This natural impulse is obvious. The good and the not-so-good, everything about ‘Aniruddha and his dance' is natural. He seems like he is just reacting to the music and the words. He makes a strong first impression with his quiet maturity, a sense of control and an impressive physique. But his dancing style is more to do with content than craft; not once will he allow the sthayi to slip away though he may not care to polish the arc of the circle in the kitathakatharikitathom adavus.
But there is a danger here. As a torchbearer of this tradition, he would do well to correct the grammar of adavus. Especially for the sake of people like me who have not had the good fortune to watch Balamma. The association of ideas may not be fair to her legendary grace and dignity. Also to be corrected is a sometimes excessive tapping of the foot while keeping the beat. And continuing it in the Prenkhana posture (when one foot is placed on the other knee) is most unbecoming.
The recital otherwise brimmed over with an old-world charm, with a repertoire of old choreographies (nritta korvais by Guru Kandappa Pillai). Aniruddha opened with a khanda Alarippu, followed by the gem of the Kandappa-bani, the ‘Mohamana' varnam (Bhairavi, Rupaka, Ponniah).
The emotional landscape of the varnam depicting a woman pining for her lover, Tiruvarur Tyagesa, was punctuated with short, crisp korvais that sparkled yet left the delicacy of the mood undisturbed. Without long drawn-out sahitya sessions, the emotions of the nayika came through with sensitivity. The dancer was faithful to the lyric without over-doing the ‘female' impersonation. The second half of the varnam had long thattu-mettu sequences that carried forward the sthayi beautifully, not being overshadowed by the beauty of the lilting swaras accompanying them.
The post-varnam segment brought out the musician in Aniruddha.

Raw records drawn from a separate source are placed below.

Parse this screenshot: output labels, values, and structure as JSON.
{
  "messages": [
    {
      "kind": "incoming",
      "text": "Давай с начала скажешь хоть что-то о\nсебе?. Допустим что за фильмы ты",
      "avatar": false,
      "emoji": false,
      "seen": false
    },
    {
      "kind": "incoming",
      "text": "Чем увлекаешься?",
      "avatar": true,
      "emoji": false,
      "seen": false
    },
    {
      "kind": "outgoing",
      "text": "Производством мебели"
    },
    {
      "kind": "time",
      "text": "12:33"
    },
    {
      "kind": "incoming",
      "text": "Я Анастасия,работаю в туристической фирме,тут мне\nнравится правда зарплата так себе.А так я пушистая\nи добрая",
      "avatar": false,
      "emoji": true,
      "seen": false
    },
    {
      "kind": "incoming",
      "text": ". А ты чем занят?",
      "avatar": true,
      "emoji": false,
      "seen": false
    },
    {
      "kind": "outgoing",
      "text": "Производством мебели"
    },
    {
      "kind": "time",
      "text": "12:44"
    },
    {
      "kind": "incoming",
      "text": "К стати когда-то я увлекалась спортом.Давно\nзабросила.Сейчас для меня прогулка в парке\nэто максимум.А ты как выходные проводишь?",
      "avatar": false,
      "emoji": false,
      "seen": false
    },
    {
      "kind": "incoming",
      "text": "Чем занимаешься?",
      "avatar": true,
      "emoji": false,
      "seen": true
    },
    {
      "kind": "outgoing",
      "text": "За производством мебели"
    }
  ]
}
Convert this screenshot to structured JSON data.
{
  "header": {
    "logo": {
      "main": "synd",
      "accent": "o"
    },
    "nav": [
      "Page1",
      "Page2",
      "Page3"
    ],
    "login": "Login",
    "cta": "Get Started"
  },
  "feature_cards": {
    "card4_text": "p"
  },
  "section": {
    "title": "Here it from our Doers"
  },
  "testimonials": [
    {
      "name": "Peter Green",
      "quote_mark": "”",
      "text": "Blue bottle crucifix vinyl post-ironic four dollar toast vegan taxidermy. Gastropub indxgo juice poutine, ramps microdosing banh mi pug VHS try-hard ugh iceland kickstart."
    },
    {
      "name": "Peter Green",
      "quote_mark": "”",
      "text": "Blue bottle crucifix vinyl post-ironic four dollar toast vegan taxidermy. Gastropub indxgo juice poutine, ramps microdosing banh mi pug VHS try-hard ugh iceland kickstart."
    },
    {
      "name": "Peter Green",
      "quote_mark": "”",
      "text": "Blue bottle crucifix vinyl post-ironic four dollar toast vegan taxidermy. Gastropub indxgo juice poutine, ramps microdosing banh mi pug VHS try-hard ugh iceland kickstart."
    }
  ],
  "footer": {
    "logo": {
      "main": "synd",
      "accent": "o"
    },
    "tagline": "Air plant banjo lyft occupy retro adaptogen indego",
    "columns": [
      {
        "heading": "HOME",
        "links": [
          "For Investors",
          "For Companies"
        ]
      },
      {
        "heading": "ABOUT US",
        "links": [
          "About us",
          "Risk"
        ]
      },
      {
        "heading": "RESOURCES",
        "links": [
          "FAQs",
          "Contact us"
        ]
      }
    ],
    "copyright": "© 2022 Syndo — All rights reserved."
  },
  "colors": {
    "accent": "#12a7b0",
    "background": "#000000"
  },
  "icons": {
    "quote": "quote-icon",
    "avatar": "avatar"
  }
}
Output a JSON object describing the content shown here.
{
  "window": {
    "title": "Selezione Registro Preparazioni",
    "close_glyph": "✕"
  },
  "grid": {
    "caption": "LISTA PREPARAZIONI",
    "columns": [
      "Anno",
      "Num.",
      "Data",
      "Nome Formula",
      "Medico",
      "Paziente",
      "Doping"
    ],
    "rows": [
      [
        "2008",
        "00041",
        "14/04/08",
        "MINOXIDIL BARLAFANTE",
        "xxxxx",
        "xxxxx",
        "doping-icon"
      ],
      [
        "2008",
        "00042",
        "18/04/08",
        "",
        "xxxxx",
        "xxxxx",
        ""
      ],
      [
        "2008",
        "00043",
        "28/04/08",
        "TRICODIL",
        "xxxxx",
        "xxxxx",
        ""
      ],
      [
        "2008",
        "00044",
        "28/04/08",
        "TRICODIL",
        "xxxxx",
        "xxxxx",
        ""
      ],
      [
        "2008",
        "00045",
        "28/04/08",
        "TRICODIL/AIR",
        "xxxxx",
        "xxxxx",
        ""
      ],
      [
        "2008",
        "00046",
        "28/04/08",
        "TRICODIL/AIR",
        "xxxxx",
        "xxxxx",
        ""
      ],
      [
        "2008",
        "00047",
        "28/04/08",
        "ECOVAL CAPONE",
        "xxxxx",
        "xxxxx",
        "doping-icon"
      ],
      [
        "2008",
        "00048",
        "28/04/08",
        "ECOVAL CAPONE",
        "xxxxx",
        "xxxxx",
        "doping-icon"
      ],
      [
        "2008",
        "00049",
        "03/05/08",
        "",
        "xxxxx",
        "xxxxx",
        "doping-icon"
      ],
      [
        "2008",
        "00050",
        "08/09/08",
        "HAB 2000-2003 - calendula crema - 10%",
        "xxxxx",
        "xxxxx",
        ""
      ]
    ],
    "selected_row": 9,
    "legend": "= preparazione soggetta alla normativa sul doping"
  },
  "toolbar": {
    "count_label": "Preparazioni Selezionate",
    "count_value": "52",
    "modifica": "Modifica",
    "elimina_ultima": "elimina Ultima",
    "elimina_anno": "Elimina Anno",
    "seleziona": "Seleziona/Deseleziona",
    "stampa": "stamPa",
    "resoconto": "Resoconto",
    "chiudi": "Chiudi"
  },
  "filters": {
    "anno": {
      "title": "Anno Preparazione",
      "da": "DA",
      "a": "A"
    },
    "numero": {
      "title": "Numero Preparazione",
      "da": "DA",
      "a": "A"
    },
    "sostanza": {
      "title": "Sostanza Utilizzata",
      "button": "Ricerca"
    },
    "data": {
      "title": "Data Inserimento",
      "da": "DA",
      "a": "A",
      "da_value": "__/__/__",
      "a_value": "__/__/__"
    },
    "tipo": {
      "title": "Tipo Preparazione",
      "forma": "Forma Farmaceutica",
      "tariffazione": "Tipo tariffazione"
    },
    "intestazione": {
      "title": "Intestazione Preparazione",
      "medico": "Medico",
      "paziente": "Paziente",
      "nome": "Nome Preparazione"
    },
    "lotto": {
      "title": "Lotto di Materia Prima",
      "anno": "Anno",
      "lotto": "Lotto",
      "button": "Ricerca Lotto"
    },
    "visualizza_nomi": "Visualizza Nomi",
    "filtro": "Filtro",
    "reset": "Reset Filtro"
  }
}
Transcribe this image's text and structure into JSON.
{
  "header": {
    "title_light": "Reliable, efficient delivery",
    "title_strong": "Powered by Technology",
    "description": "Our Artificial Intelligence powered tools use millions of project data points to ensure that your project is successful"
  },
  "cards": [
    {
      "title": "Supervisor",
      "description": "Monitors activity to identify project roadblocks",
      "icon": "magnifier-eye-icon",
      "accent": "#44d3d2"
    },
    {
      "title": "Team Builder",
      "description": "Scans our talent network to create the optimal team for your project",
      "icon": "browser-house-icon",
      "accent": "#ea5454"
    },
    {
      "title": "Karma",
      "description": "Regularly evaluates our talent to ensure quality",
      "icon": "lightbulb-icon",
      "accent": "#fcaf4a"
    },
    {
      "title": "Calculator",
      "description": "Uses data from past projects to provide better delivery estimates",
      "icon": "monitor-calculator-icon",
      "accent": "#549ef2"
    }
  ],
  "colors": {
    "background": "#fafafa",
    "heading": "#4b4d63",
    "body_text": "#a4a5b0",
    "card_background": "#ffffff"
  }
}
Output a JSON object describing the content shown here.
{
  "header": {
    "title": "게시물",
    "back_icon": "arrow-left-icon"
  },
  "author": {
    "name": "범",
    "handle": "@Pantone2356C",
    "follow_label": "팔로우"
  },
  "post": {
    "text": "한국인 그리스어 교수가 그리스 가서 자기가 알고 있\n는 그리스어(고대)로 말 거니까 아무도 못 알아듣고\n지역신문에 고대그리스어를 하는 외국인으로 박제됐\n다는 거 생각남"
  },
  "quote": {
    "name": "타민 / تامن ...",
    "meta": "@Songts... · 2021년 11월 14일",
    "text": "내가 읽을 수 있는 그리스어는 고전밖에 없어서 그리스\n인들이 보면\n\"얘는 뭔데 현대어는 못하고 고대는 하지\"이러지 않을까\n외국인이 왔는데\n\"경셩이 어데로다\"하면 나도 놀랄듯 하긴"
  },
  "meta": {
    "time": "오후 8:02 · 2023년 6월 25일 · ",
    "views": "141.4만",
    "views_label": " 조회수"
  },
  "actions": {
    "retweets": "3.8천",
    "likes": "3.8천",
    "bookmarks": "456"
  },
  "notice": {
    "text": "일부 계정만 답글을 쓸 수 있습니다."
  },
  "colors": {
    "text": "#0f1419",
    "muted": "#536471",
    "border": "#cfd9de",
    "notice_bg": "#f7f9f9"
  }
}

While the Neelambari padam ‘Neela Mayyil' (Arunagirinathar) slid by without a trace, the Ninda Stuthi, ‘Ethai kandu' (Kalyani) and the Kshetrayya padam ‘Paiyada paimeda' (Nadanamakriya) brought out the best in the singers (Saraswati Sankaranarayan, Usha Sivakumar) and the dancer. Nadanamakriya was the soulful highlight of the evening with Usha's singing and Aniruddha's involvement. Aniruddha closed with a well-crafted thillana (Mandari, Adi, Thanjavur brothers).
Balamma's ‘family orchestras' were well-known, but the present one was an almost-family affair. Douglas Knight (Aniruddha's father) handled the mridangam, while the musicians, including T.R. Moorthy (flute) were those who had participated in Lakshmi Knight's performances. Nattuvangam was by Ranjini Menon and tambura by Vivek Bhola. The musical standard was high, particularly in the post-varnam pieces. Aniruddha's musicality and emotive depth are his strengths; only the nritta requires studied application.